I left CS last month. I like the majority of the team, and the majority of the work, but I didn’t like the stress and political abuse that was bandied around everywhere outside of the immediate team. It got so that I just loathed going to bed at night knowing I would have to get up and go in the next morning. Serious dread.

So, I put my resume out again, and got several very quick hits. One in a DevOps roles sounded the most promising, and I’m now with TeraData- a company I’d barely heard of, but is a giant in the world of big data. (Pun came naturally. Sorry.)

I’m neck deep in Openstack, AWS, and CoLo and am actually enjoying it was more than I expected. Let’s see if it keeps, or I move on. It is a contract gig, so I do have some time to feel it out and make sure it’s a good fit.

 

Akismet, my new hero.

I finally got around to paying more attention to my blog. Updating the resume…adding a post or two…proofreading others to make corrections…looking into some new plugins for WordPress….etc.

One of the most annoying things to deal with was the comment spam. In three months I had accumulated 15,000 pieces of it. There’s only about 2,000 people who have actually visited my blog thus far. Ever. (Thanks, Google Analytics!) But, since I’m really not on here all that often (something I’m trying to improve on…) I really hadn’t paid attention to the spam.
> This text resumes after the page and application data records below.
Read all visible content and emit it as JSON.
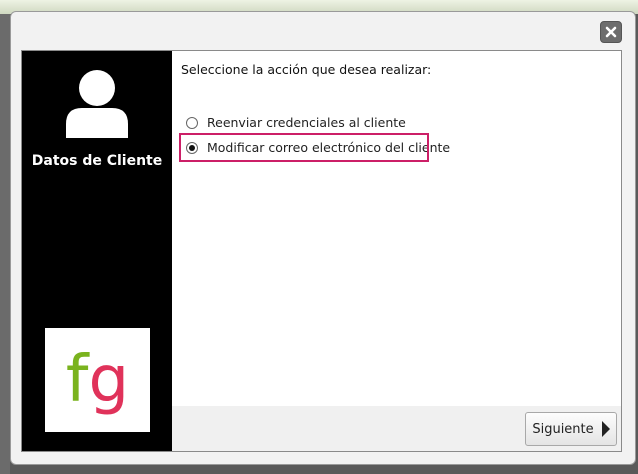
{
  "dialog": {
    "prompt": "Seleccione la acción que desea realizar:",
    "sidebar_title": "Datos de Cliente",
    "options": [
      {
        "label": "Reenviar credenciales al cliente",
        "selected": false
      },
      {
        "label": "Modificar correo electrónico del cliente",
        "selected": true
      }
    ],
    "next_label": "Siguiente"
  },
  "icons": {
    "close": "close-icon",
    "avatar": "user-avatar-icon",
    "next": "caret-right-icon"
  },
  "logo": {
    "f": "f",
    "g": "g"
  },
  "colors": {
    "highlight": "#cc1f67",
    "logo_f": "#7ab31e",
    "logo_g": "#e0325a",
    "sidebar": "#000000"
  }
}
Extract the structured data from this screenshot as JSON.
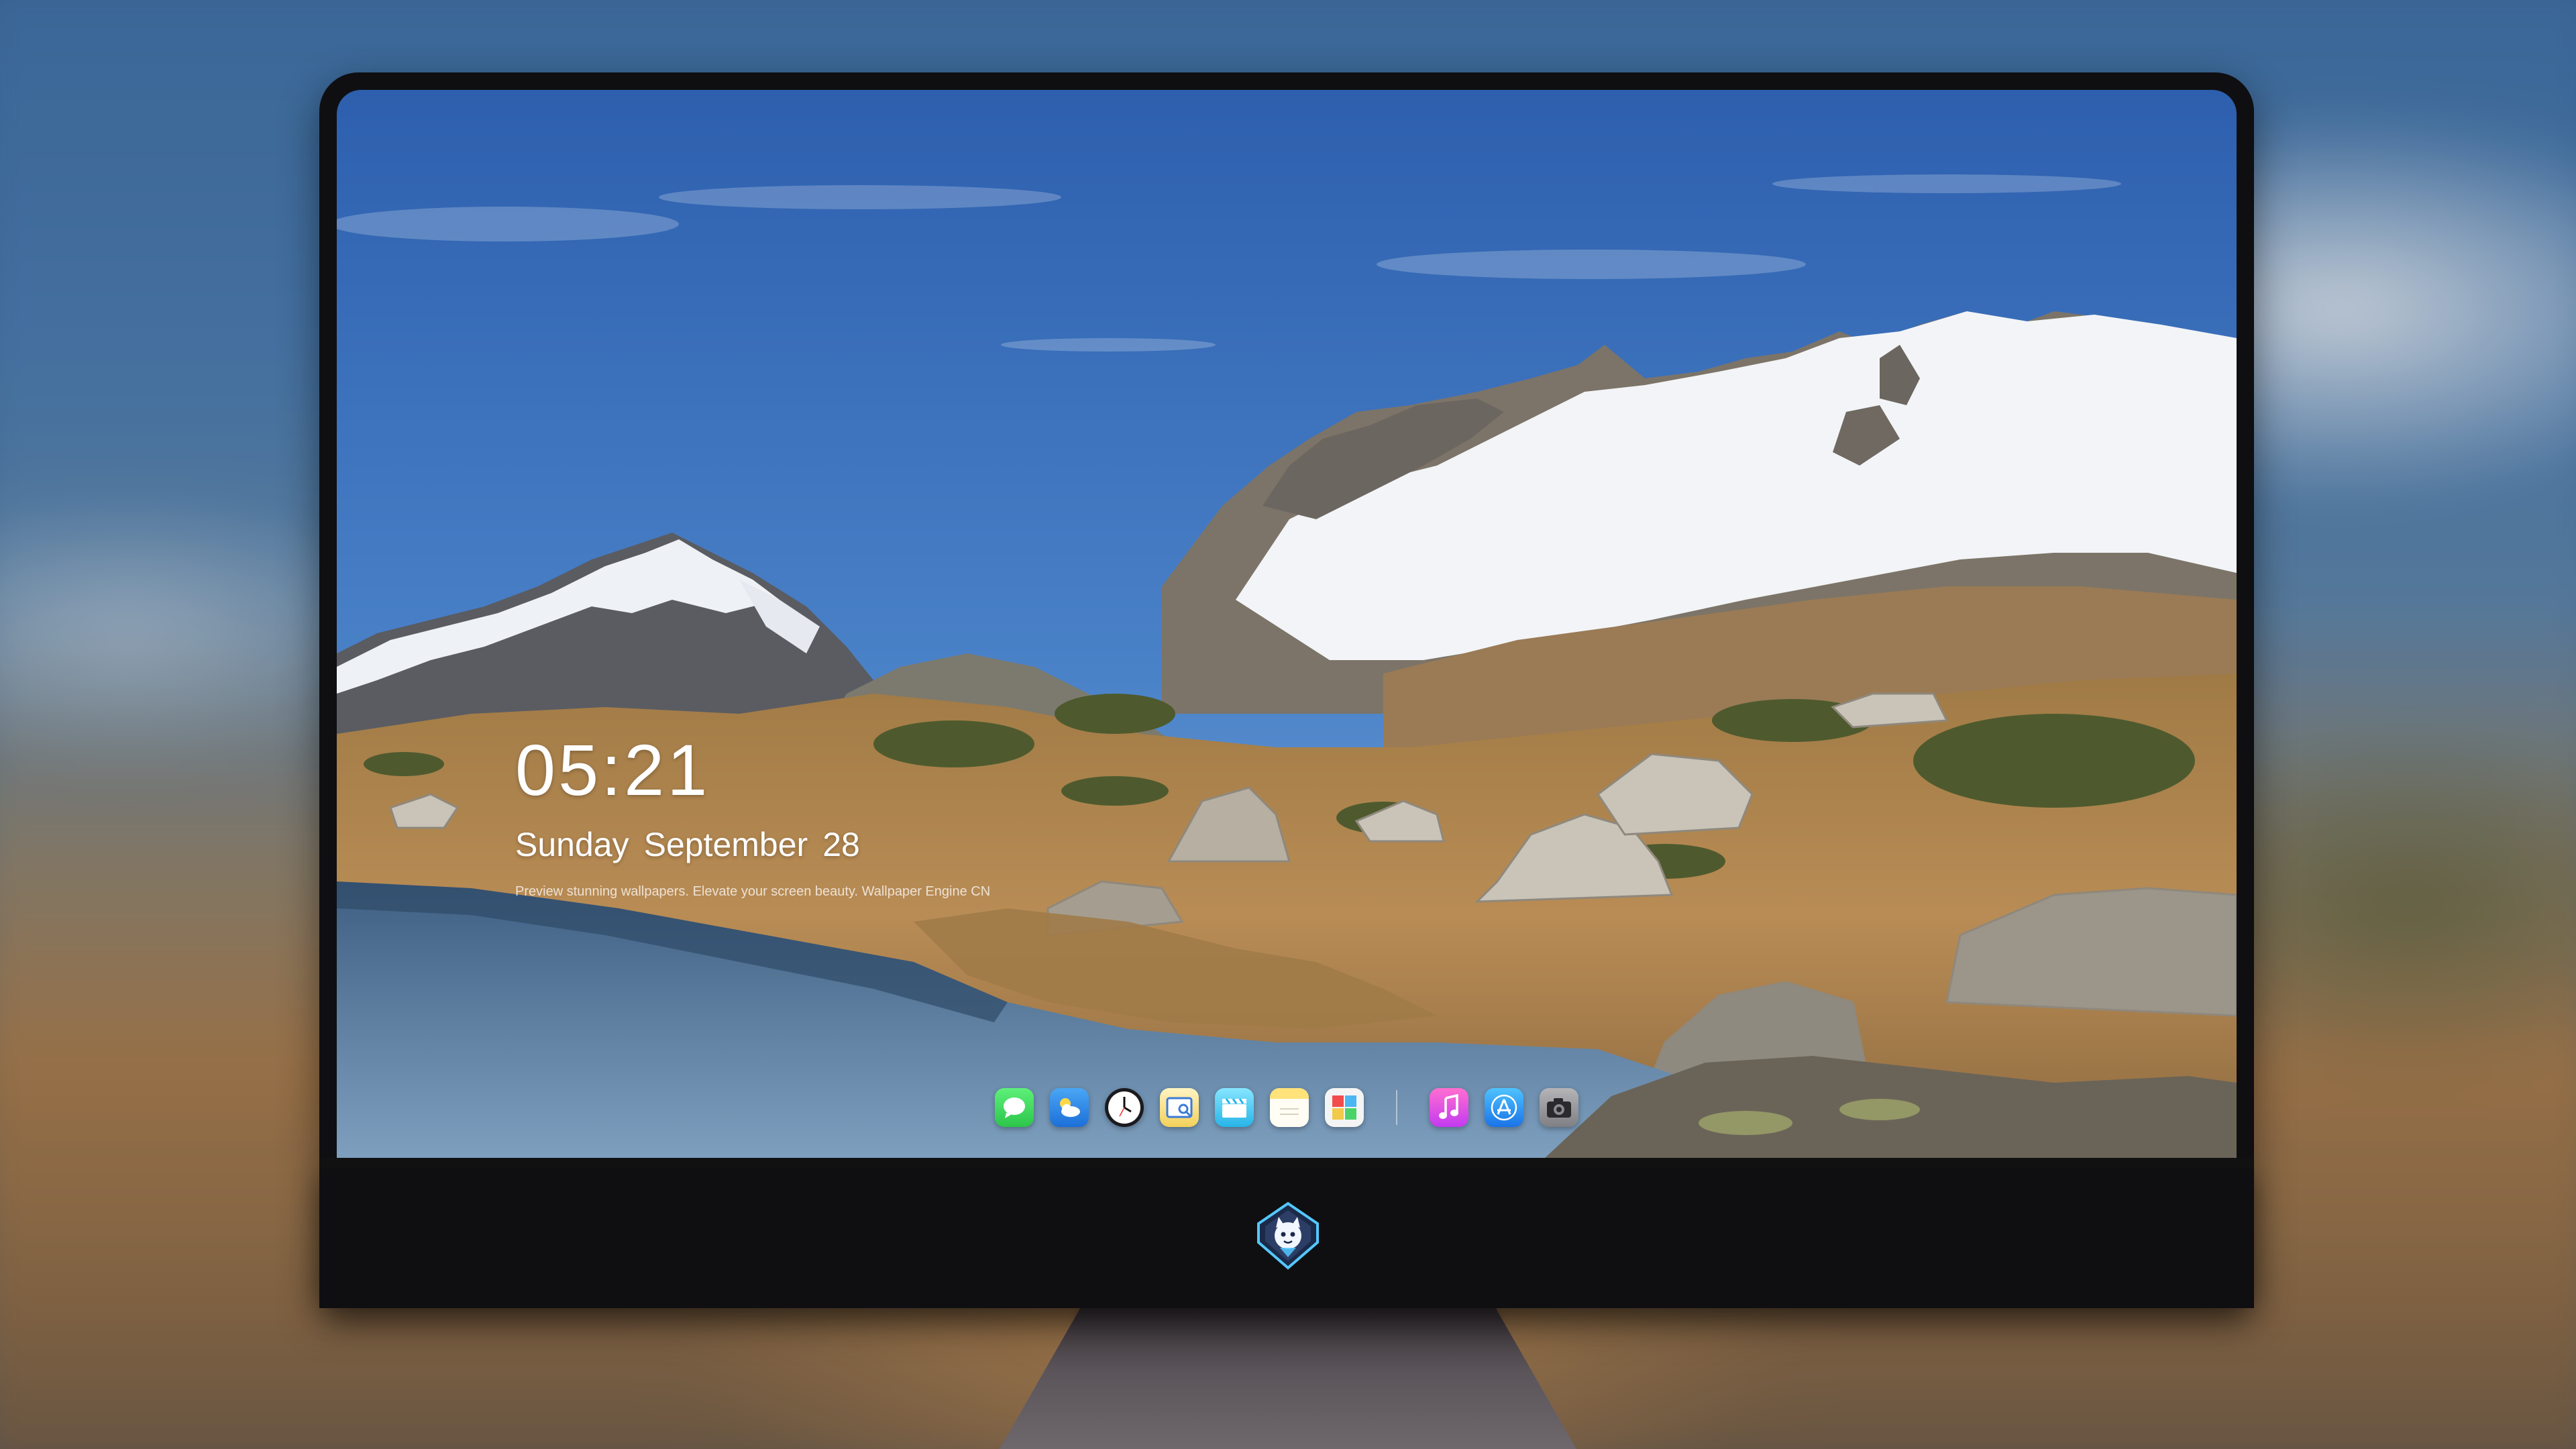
{
  "lock_screen": {
    "time": "05:21",
    "date": {
      "weekday": "Sunday",
      "month": "September",
      "day": "28"
    },
    "tagline": "Preview stunning wallpapers. Elevate your screen beauty. Wallpaper Engine CN"
  },
  "dock": {
    "apps": [
      {
        "name": "Messages",
        "icon": "messages-icon"
      },
      {
        "name": "Weather",
        "icon": "weather-icon"
      },
      {
        "name": "Clock",
        "icon": "clock-icon"
      },
      {
        "name": "Preview",
        "icon": "preview-icon"
      },
      {
        "name": "Clips",
        "icon": "clapperboard-icon"
      },
      {
        "name": "Notes",
        "icon": "notes-icon"
      },
      {
        "name": "Photo Booth",
        "icon": "photos-grid-icon"
      },
      {
        "name": "Music",
        "icon": "music-icon"
      },
      {
        "name": "App Store",
        "icon": "app-store-icon"
      },
      {
        "name": "Camera",
        "icon": "camera-icon"
      }
    ]
  },
  "brand": {
    "logo_icon": "cat-shield-logo-icon"
  },
  "colors": {
    "sky_top": "#2f63b3",
    "sky_bottom": "#8bb4dc",
    "snow": "#f4f6f9",
    "grass": "#b58a52",
    "water": "#5f86aa",
    "bezel": "#0f0f12",
    "chin": "#463e44"
  }
}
I have all comments require moderation, so they weren’t flooding my site- I just have to go on every couple of months, glance through the posted commented on to see if there are any real comments (there aren’t) and run a SQL command to manually clear the crap.

I would like to know if there are any actual comments in the future, and see if anyone has anything useful to say, or even a useless comment, but one that was made by an actual person instead of a bot quoting random sentences from random books in an attempt to look Turing-complete. Thus, I configured Akismet this evening, and it’s already flagged crap as spam and shuffled it off to the spam folder, which is much easier to empty- no SQL commands into the void.

So long story short, and I’m sure old news to the vast majority of bloggers, Akismet makes me smile just a little more than I was yesterday. Thanks, devs!